In a concerning health episode, 6-year-old Dave was urgently brought to the hospital due to his mother’s report of persistent vomiting, nausea, and overall weakness. Following a battery of diagnostic tests, the nurse uncovered laboratory results that revealed a potassium level of 2.9 mEq. This critical finding raises questions about the primary acid-base imbalance Dave may be at risk of if immediate medical intervention is not administered.
Young Dave’s Health Crisis: Initial Presentation
Dave’s medical crisis commenced with his mother’s alarming observations of his distressing symptoms. Vomiting, nausea, and overall weakness in a young child are concerning indicators of an underlying health issue. Recognizing the seriousness of these symptoms, Dave’s mother acted promptly by seeking medical attention.
Diagnostic Tests and Laboratory Results: Potassium Levels
Dave’s journey toward a diagnosis involved a series of diagnostic tests aimed at uncovering the root cause of his distress.
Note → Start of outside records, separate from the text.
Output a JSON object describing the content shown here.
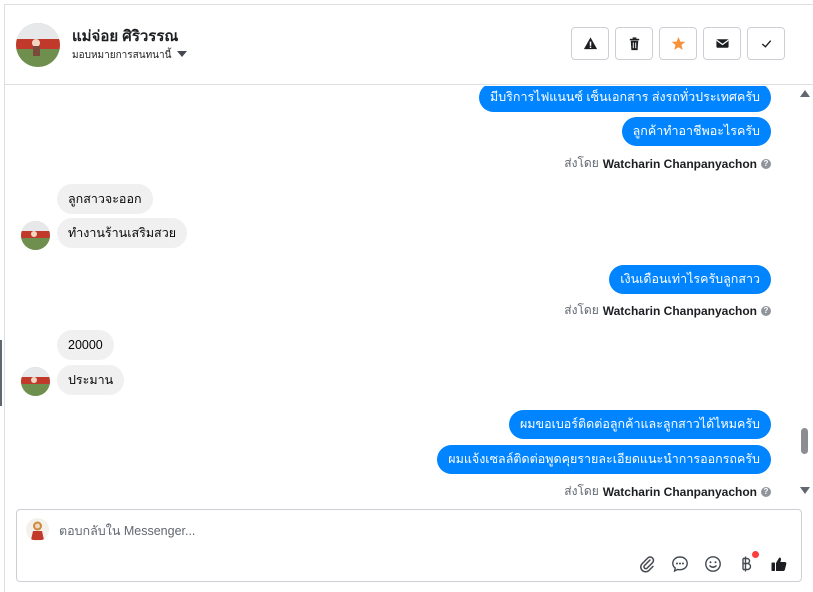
{
  "header": {
    "contact_name": "แม่จ่อย ศิริวรรณ",
    "assign_label": "มอบหมายการสนทนานี้"
  },
  "actions": [
    "warning-icon",
    "trash-icon",
    "star-icon",
    "envelope-icon",
    "check-icon"
  ],
  "colors": {
    "outgoing_bubble": "#0084ff",
    "incoming_bubble": "#f0f0f0",
    "star": "#f7923a",
    "like": "#1c1e21",
    "notification_dot": "#fa3e3e"
  },
  "messages": {
    "out_1": "มีบริการไฟแนนซ์ เซ็นเอกสาร ส่งรถทั่วประเทศครับ",
    "out_2": "ลูกค้าทำอาชีพอะไรครับ",
    "sent_by_1": {
      "prefix": "ส่งโดย",
      "sender": "Watcharin Chanpanyachon"
    },
    "in_1": "ลูกสาวจะออก",
    "in_2": "ทำงานร้านเสริมสวย",
    "out_3": "เงินเดือนเท่าไรครับลูกสาว",
    "sent_by_2": {
      "prefix": "ส่งโดย",
      "sender": "Watcharin Chanpanyachon"
    },
    "in_3": "20000",
    "in_4": "ประมาน",
    "out_4": "ผมขอเบอร์ติดต่อลูกค้าและลูกสาวได้ไหมครับ",
    "out_5": "ผมแจ้งเซลล์ติดต่อพูดคุยรายละเอียดแนะนำการออกรถครับ",
    "sent_by_3": {
      "prefix": "ส่งโดย",
      "sender": "Watcharin Chanpanyachon"
    }
  },
  "composer": {
    "placeholder": "ตอบกลับใน Messenger...",
    "tools": [
      "paperclip-icon",
      "chat-bubble-icon",
      "emoji-icon",
      "baht-icon",
      "thumbs-up-icon"
    ]
  }
}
One of the crucial findings was a potassium level of 2.9 mEq, which stands below the normal range. This result is indicative of a potential electrolyte imbalance, which can have profound implications for his overall health.
Assessing Acid-Base Imbalance Risk: Metabolic Acidosis
The primary acid-base imbalance that Dave is at risk for if medical intervention is not promptly initiated is metabolic acidosis. Metabolic acidosis occurs when there is an excess of acid in the body or a decrease in the levels of bicarbonate (HCO3), a base, in the blood.
In Dave’s case, his low potassium level is suggestive of hypokalemia, a condition characterized by low potassium levels in the blood. Hypokalemia can contribute to metabolic acidosis as it disrupts the body’s acid-base balance. This imbalance can result in a decrease in HCO3 levels and a subsequent decrease in blood pH.
Understanding Metabolic Acidosis in Dave’s Context
Metabolic acidosis is a complex acid-base imbalance that can occur for various reasons, including electrolyte disturbances like hypokalemia. In this scenario:
- Low Potassium (Hypokalemia): Hypokalemia can lead to a shift in hydrogen ions (H+) into the cells, causing an increase in blood acidity. This shift contributes to metabolic acidosis.
- Symptoms: The symptoms Dave experienced, such as vomiting and overall weakness, may be associated with the underlying cause of his metabolic acidosis.
Conclusion and Urgency of Medical Intervention
Dave’s health crisis is a matter of significant concern, particularly in the context of his low potassium levels and the risk of metabolic acidosis. Metabolic acidosis can have detrimental effects on various bodily functions and requires immediate medical attention.
Healthcare professionals, including pediatricians and nurses, will play a pivotal role in diagnosing the underlying cause of Dave’s metabolic acidosis, addressing his potassium deficiency, and implementing appropriate interventions. Timely and effective medical care is crucial to ensure Dave’s swift recovery and prevent further complications associated with metabolic acidosis.